Henry James Montague (1846-1878) was an actor and one of the founders of The Lambs in New York in 1874. He served as the club’s first Shepherd, but didn’t live long enough to see its great success. He is an Immortal Lamb and The Lambs’ Montague Society is named in his honor.
Montague was born Henry James Mann in 1846 in Staffordshire, England. He took the stage name Montague as an amateur actor in London. He appeared at Astley’s Theatre in 1863 in The Trial of Elfie Deans. In 1864 he appeared in The Adventures of a Love Letter, an adaptation of M. Sardou’s Pattes de Mouche. Montague was Faust in the burlesque Faust and Marguerite.
From 1865 to 1868 Montague played at the Olympic, the Prince of Wales Theatre, and the Princess. In partnership with David James and Thomas Thorne, he opened the Vaudeville Theatre in 1870. In 1871, he left the partnership and became sole lessee of the Globe, opening October 7, 1871, with Henry James Byron’s Partners for Life, in which he played Tom Gilroy, a young barrister. For the next three years he starred in many original roles in London. In 1874 he played Alfred Trimble in Committed for Trial. This was the last original character he played in England.
In the spring of 1869, thirty years after the death of Charles Lamb, a men’s theatrical and dining club was formed in London and named in honor of Charles and Mary Lamb. Montague was a member and its third Shepherd.
Lester Wallack, a future Lamb and Shepherd, brought Montague to the United States in 1874. Wallack was a theater owner and manager. Montague played the role of Captain Molineux in the premiere of The Shaughraun in 1874 and later appeared in Caste, Diplomacy, and The Overland Route. In late December 1874 a companion club of The Lambs was formed in New York City by Montague and other actors. That first meeting was at the original Delmonico’s Blue Room on 14th Street in Manhattan, and Montague was named the first Shepherd.

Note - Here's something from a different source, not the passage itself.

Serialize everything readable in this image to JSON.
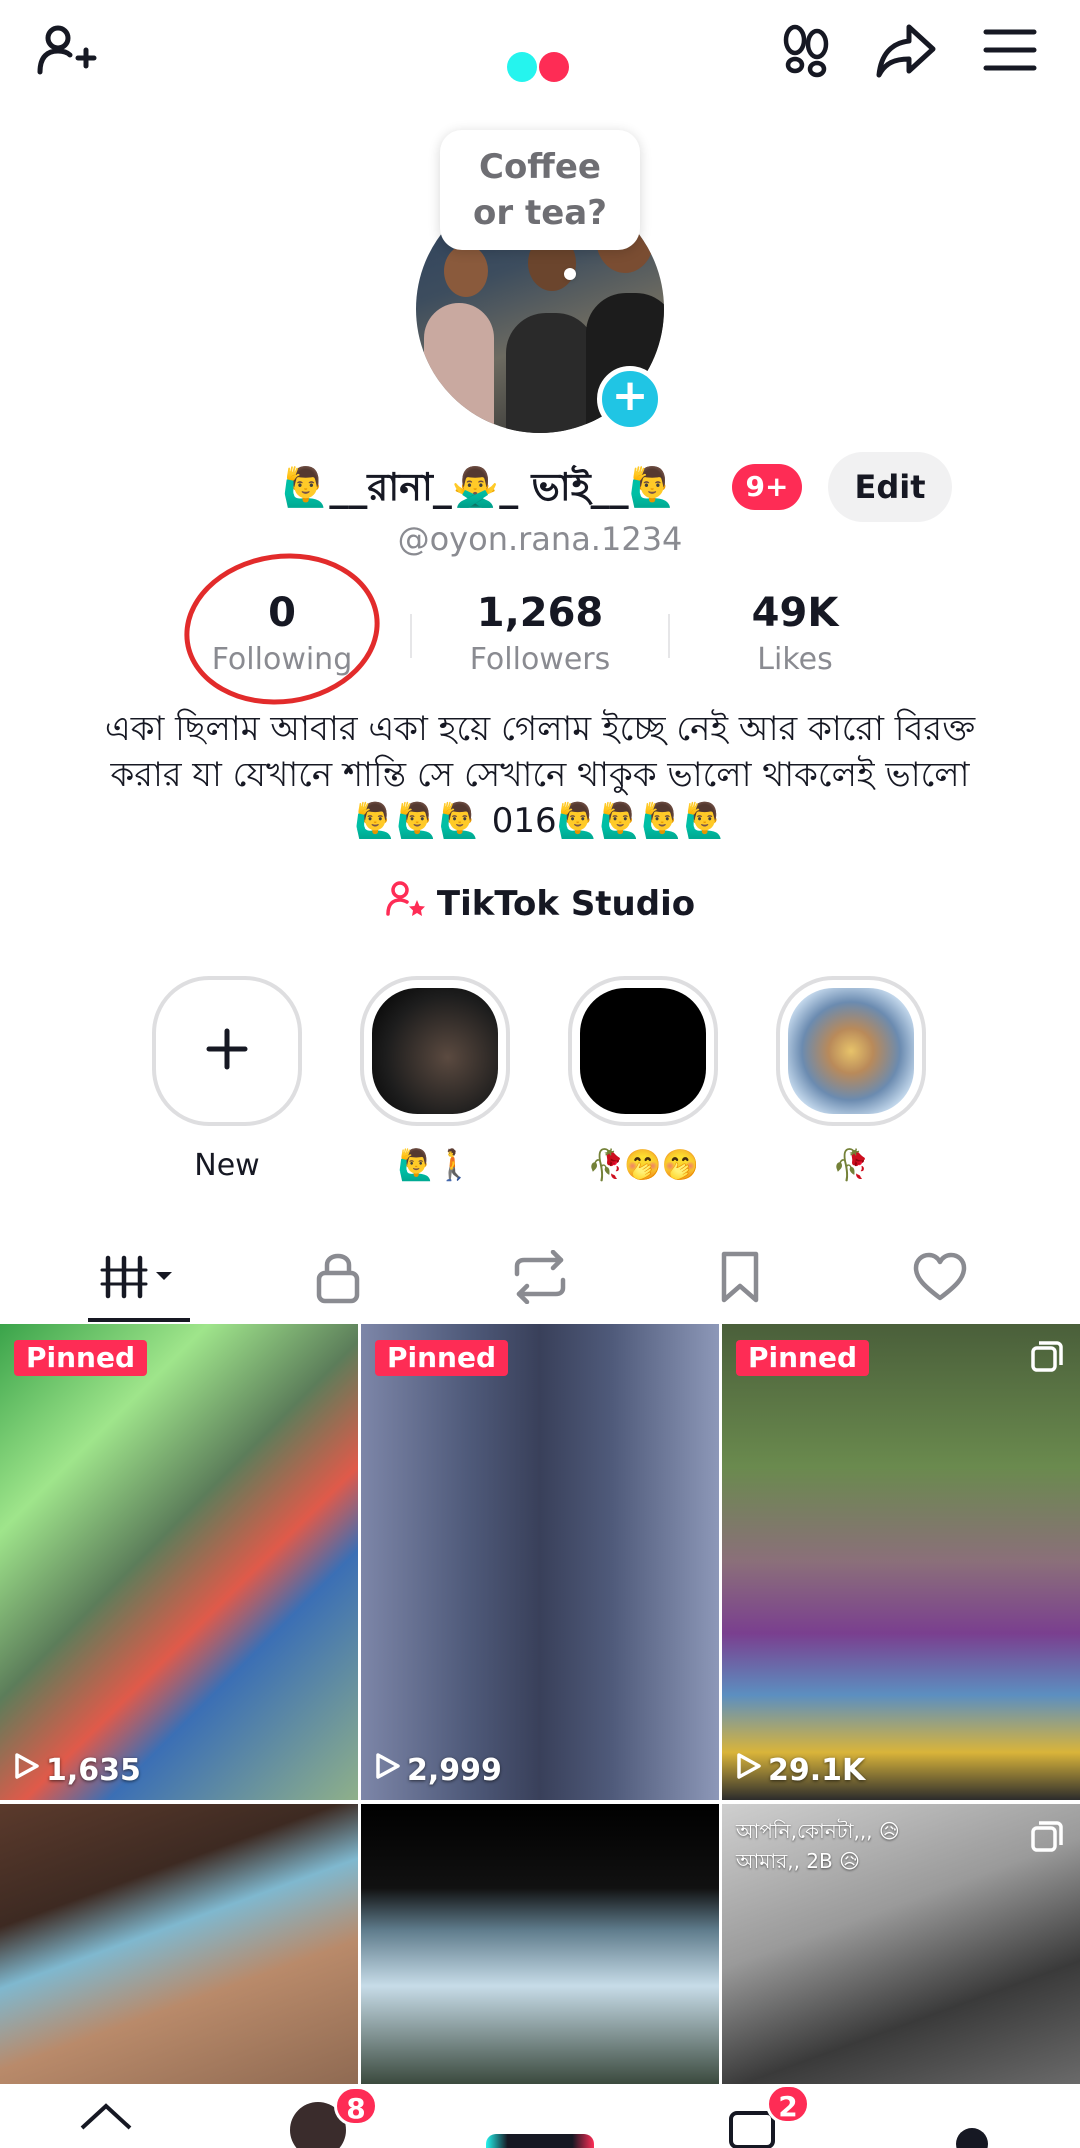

In 1876 he returned briefly to England before going back to New York and a road company. Montague went to the West Coast for the first time in 1878 to play the role of Lord Arthur Chilton in False Shame. On August 13, 1878, he died in San Francisco of a pulmonary hemorrhage, age 31 or 32. The Lambs arranged for his remains to be returned to New York. Montague’s services were held at the Church of the Transfiguration, the “Little Church Around The Corner,” where he often worshiped. He was buried in Green-Wood Cemetery on August 21, 1878, in the Wallack family plot. The Lambs dedicated a stained-glass window in his honor in the church in the north aisle. Montague is shown in pilgrim’s robes with the crimson cross of the Crusader on one shoulder and carrying a pilgrim staff with the scallop shell of St. James, a pouch, and a water skin.